Aim of the task:
Show each line from the listing that includes the word "more".

Material shown:

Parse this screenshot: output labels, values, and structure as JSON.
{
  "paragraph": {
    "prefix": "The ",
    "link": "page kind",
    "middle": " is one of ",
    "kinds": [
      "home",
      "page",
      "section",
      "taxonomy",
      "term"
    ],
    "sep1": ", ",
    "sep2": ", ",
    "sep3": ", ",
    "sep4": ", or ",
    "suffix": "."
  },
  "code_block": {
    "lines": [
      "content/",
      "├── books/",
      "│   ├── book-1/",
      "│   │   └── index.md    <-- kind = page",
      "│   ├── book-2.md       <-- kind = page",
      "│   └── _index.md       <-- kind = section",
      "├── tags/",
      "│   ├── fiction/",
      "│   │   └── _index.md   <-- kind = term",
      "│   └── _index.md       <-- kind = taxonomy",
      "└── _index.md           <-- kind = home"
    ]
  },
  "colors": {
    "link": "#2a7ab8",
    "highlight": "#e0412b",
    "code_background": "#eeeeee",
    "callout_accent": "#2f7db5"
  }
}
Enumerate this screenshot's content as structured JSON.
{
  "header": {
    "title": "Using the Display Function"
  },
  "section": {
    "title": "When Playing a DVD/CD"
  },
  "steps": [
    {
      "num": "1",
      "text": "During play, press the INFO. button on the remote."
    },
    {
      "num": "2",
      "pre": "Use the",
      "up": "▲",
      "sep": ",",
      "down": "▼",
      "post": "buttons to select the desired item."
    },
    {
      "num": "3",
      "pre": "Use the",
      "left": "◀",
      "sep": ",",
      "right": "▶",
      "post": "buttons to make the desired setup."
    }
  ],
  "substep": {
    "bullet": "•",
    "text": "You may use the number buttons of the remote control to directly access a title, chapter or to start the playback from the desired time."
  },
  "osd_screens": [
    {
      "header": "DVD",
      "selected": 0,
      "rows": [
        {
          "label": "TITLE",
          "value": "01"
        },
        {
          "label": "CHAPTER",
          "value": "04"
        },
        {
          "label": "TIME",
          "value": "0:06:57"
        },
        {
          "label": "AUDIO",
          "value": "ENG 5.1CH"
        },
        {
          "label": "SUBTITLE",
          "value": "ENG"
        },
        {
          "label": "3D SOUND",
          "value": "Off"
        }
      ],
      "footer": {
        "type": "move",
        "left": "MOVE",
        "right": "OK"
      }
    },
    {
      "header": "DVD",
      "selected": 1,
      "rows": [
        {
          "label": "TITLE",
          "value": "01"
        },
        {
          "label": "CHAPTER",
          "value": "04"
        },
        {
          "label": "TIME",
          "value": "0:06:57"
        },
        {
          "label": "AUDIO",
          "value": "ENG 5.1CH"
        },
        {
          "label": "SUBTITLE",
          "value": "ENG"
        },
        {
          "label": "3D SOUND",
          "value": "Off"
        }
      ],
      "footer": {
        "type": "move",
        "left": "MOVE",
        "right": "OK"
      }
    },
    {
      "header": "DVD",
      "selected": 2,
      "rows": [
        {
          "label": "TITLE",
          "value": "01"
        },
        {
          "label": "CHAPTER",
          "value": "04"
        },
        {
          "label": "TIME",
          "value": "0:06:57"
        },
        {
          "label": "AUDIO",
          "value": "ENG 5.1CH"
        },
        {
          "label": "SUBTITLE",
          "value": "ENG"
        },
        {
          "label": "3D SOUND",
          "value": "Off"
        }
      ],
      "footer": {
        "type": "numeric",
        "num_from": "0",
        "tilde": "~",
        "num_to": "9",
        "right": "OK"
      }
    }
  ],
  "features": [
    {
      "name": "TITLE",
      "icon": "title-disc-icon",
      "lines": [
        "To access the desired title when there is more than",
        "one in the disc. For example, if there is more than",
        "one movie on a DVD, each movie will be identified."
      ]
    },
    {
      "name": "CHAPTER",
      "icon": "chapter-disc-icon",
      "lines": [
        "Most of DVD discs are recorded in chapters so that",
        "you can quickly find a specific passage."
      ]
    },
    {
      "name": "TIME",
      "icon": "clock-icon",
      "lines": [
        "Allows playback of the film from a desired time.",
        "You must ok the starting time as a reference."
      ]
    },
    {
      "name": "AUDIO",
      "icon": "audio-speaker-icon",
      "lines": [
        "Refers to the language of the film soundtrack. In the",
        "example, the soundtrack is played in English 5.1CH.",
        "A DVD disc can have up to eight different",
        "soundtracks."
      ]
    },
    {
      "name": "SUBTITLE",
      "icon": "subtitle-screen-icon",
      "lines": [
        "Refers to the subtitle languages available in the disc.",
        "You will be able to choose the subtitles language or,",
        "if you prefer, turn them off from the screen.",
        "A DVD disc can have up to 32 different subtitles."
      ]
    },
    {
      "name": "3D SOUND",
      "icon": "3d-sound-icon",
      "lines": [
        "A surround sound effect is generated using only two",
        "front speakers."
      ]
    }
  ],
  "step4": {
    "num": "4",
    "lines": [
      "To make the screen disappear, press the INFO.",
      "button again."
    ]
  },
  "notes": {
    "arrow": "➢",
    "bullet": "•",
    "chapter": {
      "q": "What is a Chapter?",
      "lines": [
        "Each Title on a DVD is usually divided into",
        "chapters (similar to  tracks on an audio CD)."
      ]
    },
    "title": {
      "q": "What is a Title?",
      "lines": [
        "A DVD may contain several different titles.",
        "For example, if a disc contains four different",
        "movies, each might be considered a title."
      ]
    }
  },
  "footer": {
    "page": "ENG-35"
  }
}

Result of the task:
        "To access the desired title when there is more than",
        "one in the disc. For example, if there is more than",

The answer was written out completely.